> **YOUR INSTRUCTIONS**: Among the lines of the records, find all that carry the word "username" and copy them.

═════ DATA TO USE ═════

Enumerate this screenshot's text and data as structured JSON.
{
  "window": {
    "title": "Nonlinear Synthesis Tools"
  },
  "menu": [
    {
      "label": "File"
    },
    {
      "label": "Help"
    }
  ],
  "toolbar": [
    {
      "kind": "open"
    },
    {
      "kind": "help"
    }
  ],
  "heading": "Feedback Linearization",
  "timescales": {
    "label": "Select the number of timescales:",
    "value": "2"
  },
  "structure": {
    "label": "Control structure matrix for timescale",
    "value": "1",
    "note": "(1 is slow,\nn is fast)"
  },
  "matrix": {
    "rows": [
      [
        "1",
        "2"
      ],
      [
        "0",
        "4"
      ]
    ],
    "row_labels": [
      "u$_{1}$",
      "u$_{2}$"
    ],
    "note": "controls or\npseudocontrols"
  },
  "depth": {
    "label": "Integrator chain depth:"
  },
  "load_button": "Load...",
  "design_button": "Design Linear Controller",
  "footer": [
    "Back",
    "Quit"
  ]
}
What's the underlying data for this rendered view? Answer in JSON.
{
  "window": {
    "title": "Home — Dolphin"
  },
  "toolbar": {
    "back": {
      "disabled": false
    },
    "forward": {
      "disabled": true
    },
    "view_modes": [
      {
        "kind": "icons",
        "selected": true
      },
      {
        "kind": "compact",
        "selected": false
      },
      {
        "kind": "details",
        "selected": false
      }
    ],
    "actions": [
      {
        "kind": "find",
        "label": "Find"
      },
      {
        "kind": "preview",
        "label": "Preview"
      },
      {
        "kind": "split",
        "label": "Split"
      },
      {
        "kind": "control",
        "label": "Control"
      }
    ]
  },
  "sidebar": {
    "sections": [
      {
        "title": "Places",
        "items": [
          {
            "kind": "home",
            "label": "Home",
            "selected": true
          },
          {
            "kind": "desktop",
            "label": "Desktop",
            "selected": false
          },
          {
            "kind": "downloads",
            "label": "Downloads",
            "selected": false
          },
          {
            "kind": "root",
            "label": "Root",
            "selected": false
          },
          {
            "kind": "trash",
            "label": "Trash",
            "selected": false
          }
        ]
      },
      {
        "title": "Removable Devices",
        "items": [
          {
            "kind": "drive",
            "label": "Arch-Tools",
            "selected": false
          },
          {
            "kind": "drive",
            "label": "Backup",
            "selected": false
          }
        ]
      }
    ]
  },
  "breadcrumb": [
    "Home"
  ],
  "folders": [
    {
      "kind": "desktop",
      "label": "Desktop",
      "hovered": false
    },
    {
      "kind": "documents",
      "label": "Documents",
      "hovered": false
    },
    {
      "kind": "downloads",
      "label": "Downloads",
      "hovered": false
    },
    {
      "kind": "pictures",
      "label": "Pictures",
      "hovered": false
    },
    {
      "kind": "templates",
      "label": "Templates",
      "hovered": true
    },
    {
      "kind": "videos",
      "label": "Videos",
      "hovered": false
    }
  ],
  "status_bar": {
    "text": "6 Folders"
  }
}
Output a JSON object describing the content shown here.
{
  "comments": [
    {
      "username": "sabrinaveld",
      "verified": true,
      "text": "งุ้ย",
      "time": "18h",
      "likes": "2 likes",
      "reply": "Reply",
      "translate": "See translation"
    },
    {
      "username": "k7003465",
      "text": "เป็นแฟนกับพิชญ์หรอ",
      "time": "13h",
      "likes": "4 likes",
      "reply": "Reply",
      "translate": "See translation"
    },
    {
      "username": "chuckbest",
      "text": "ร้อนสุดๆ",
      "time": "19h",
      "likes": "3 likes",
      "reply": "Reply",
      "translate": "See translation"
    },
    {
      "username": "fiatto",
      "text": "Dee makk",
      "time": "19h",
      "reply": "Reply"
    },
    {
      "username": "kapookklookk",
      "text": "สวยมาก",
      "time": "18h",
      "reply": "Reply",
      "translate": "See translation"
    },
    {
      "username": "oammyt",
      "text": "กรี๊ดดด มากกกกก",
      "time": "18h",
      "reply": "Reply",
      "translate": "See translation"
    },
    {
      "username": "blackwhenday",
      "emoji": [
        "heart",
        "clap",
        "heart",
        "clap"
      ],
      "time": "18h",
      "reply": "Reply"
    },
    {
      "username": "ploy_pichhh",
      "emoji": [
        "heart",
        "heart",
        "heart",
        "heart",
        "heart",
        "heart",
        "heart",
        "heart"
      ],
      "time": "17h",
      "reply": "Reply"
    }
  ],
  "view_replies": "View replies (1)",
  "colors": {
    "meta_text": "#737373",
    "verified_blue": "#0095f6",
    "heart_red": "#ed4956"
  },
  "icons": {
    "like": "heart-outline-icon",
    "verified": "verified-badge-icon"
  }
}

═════

> **WRITTEN ANSWER**:
      "username": "sabrinaveld",
      "username": "k7003465",
      "username": "chuckbest",
      "username": "fiatto",
      "username": "kapookklookk",
      "username": "oammyt",
      "username": "blackwhenday",
      "username": "ploy_pichhh",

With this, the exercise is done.